**WHAT IS BEING ASKED:** The expected output is every entry, copied exactly.

Data records for software interfaces
_____
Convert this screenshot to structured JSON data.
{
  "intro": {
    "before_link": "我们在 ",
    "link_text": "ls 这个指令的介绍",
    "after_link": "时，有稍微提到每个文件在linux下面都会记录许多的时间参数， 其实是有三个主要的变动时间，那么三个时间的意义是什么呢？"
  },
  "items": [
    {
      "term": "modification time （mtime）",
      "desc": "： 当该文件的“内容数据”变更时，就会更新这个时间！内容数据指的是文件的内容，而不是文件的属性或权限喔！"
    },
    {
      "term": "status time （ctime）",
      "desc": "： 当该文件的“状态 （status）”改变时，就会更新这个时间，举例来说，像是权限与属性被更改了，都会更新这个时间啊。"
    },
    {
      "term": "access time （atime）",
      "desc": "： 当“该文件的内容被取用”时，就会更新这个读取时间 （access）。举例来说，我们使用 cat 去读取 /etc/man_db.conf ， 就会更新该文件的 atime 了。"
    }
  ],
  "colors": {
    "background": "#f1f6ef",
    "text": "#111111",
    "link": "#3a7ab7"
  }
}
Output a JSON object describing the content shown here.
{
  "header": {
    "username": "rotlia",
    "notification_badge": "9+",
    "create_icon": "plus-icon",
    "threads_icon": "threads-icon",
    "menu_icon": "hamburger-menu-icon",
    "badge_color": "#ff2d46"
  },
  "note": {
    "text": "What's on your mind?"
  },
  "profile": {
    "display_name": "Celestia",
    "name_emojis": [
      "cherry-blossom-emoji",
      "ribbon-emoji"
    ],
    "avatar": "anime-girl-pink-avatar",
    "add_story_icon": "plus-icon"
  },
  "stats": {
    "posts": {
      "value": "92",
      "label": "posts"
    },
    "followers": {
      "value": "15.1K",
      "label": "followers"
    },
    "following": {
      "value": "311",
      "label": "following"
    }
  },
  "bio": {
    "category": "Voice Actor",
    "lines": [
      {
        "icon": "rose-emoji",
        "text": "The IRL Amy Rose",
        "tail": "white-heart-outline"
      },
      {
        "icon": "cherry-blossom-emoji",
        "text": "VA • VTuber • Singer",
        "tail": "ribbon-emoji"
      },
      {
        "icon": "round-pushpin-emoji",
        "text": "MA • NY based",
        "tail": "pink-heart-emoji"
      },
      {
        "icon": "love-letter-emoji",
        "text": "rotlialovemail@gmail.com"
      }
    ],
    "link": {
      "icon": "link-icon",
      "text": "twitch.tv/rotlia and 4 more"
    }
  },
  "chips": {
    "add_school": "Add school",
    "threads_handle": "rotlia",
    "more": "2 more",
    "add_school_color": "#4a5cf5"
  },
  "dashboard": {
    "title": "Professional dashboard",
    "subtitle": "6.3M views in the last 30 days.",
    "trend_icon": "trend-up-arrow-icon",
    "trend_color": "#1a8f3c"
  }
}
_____
**TASK OUTPUT:**
Convert this screenshot to structured JSON data.
{
  "intro": {
    "before_link": "我们在 ",
    "link_text": "ls 这个指令的介绍",
    "after_link": "时，有稍微提到每个文件在linux下面都会记录许多的时间参数， 其实是有三个主要的变动时间，那么三个时间的意义是什么呢？"
  },
  "items": [
    {
      "term": "modification time （mtime）",
      "desc": "： 当该文件的“内容数据”变更时，就会更新这个时间！内容数据指的是文件的内容，而不是文件的属性或权限喔！"
    },
    {
      "term": "status time （ctime）",
      "desc": "： 当该文件的“状态 （status）”改变时，就会更新这个时间，举例来说，像是权限与属性被更改了，都会更新这个时间啊。"
    },
    {
      "term": "access time （atime）",
      "desc": "： 当“该文件的内容被取用”时，就会更新这个读取时间 （access）。举例来说，我们使用 cat 去读取 /etc/man_db.conf ， 就会更新该文件的 atime 了。"
    }
  ],
  "colors": {
    "background": "#f1f6ef",
    "text": "#111111",
    "link": "#3a7ab7"
  }
}
Output a JSON object describing the content shown here.
{
  "header": {
    "username": "rotlia",
    "notification_badge": "9+",
    "create_icon": "plus-icon",
    "threads_icon": "threads-icon",
    "menu_icon": "hamburger-menu-icon",
    "badge_color": "#ff2d46"
  },
  "note": {
    "text": "What's on your mind?"
  },
  "profile": {
    "display_name": "Celestia",
    "name_emojis": [
      "cherry-blossom-emoji",
      "ribbon-emoji"
    ],
    "avatar": "anime-girl-pink-avatar",
    "add_story_icon": "plus-icon"
  },
  "stats": {
    "posts": {
      "value": "92",
      "label": "posts"
    },
    "followers": {
      "value": "15.1K",
      "label": "followers"
    },
    "following": {
      "value": "311",
      "label": "following"
    }
  },
  "bio": {
    "category": "Voice Actor",
    "lines": [
      {
        "icon": "rose-emoji",
        "text": "The IRL Amy Rose",
        "tail": "white-heart-outline"
      },
      {
        "icon": "cherry-blossom-emoji",
        "text": "VA • VTuber • Singer",
        "tail": "ribbon-emoji"
      },
      {
        "icon": "round-pushpin-emoji",
        "text": "MA • NY based",
        "tail": "pink-heart-emoji"
      },
      {
        "icon": "love-letter-emoji",
        "text": "rotlialovemail@gmail.com"
      }
    ],
    "link": {
      "icon": "link-icon",
      "text": "twitch.tv/rotlia and 4 more"
    }
  },
  "chips": {
    "add_school": "Add school",
    "threads_handle": "rotlia",
    "more": "2 more",
    "add_school_color": "#4a5cf5"
  },
  "dashboard": {
    "title": "Professional dashboard",
    "subtitle": "6.3M views in the last 30 days.",
    "trend_icon": "trend-up-arrow-icon",
    "trend_color": "#1a8f3c"
  }
}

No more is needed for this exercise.